▸ Your objective
Find every line of the records that has "Display" and return it.

▸ Provided material
"""
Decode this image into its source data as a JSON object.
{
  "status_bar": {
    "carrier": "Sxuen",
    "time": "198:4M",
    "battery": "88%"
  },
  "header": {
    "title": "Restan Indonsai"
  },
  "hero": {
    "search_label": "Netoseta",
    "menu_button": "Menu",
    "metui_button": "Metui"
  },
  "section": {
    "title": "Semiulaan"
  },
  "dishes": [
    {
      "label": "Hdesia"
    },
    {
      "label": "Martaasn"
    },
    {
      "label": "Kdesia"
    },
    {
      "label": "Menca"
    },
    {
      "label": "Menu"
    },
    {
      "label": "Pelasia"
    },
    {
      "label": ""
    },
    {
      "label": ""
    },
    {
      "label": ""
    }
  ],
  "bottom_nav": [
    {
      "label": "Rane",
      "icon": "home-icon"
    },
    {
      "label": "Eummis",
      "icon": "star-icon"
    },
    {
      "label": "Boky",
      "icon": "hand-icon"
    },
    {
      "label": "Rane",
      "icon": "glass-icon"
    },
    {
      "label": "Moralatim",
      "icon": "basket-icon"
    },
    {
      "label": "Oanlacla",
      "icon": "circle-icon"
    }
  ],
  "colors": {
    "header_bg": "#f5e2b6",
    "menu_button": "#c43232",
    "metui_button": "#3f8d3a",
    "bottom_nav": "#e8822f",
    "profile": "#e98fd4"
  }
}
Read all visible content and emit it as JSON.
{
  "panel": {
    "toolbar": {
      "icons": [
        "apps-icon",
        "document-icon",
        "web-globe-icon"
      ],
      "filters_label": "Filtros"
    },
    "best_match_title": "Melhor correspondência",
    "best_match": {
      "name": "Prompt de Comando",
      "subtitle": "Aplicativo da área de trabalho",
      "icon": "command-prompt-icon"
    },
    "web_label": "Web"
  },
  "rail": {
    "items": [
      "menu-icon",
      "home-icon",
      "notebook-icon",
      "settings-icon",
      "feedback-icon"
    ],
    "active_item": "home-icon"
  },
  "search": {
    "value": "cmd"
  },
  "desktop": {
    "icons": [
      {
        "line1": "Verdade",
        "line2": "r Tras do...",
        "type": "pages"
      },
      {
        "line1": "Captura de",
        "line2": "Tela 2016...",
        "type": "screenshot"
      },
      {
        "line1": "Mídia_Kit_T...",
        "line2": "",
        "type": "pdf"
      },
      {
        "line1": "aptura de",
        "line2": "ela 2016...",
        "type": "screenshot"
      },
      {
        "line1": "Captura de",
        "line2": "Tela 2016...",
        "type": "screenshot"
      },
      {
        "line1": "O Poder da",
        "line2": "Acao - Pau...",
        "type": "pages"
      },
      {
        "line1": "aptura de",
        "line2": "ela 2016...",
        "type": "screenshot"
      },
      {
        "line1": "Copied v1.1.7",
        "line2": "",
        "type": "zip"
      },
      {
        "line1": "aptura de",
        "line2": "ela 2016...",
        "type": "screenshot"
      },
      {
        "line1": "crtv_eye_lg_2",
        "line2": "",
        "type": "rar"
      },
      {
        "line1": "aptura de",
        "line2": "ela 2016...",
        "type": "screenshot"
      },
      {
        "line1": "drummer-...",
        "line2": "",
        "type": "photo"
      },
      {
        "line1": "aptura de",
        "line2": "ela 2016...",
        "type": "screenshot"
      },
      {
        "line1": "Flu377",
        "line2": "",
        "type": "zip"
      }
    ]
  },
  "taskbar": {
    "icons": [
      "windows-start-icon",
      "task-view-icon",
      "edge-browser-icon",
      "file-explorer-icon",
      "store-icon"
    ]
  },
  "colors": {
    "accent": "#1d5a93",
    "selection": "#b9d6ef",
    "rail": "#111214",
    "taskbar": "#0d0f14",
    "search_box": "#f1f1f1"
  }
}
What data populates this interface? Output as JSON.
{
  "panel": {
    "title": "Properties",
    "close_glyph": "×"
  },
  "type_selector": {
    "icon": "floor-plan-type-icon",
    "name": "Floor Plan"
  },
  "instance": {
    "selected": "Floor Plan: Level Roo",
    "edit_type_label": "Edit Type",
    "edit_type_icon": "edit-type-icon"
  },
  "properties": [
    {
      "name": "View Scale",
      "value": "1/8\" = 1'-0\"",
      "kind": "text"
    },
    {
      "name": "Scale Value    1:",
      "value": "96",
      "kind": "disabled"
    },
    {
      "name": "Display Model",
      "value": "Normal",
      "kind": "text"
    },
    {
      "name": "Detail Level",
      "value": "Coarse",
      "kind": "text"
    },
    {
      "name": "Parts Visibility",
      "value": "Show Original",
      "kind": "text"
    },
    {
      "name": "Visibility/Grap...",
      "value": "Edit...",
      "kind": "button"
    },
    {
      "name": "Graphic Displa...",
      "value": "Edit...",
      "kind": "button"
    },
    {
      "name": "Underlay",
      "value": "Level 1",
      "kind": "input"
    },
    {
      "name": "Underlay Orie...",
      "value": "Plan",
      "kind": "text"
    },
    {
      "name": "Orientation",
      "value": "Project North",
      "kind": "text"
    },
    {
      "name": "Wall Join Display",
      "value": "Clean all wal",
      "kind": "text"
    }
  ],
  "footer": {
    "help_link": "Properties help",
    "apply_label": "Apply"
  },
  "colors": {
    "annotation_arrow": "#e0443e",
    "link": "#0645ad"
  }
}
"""
▸ Exercise response
      "name": "Display Model",
      "name": "Wall Join Display",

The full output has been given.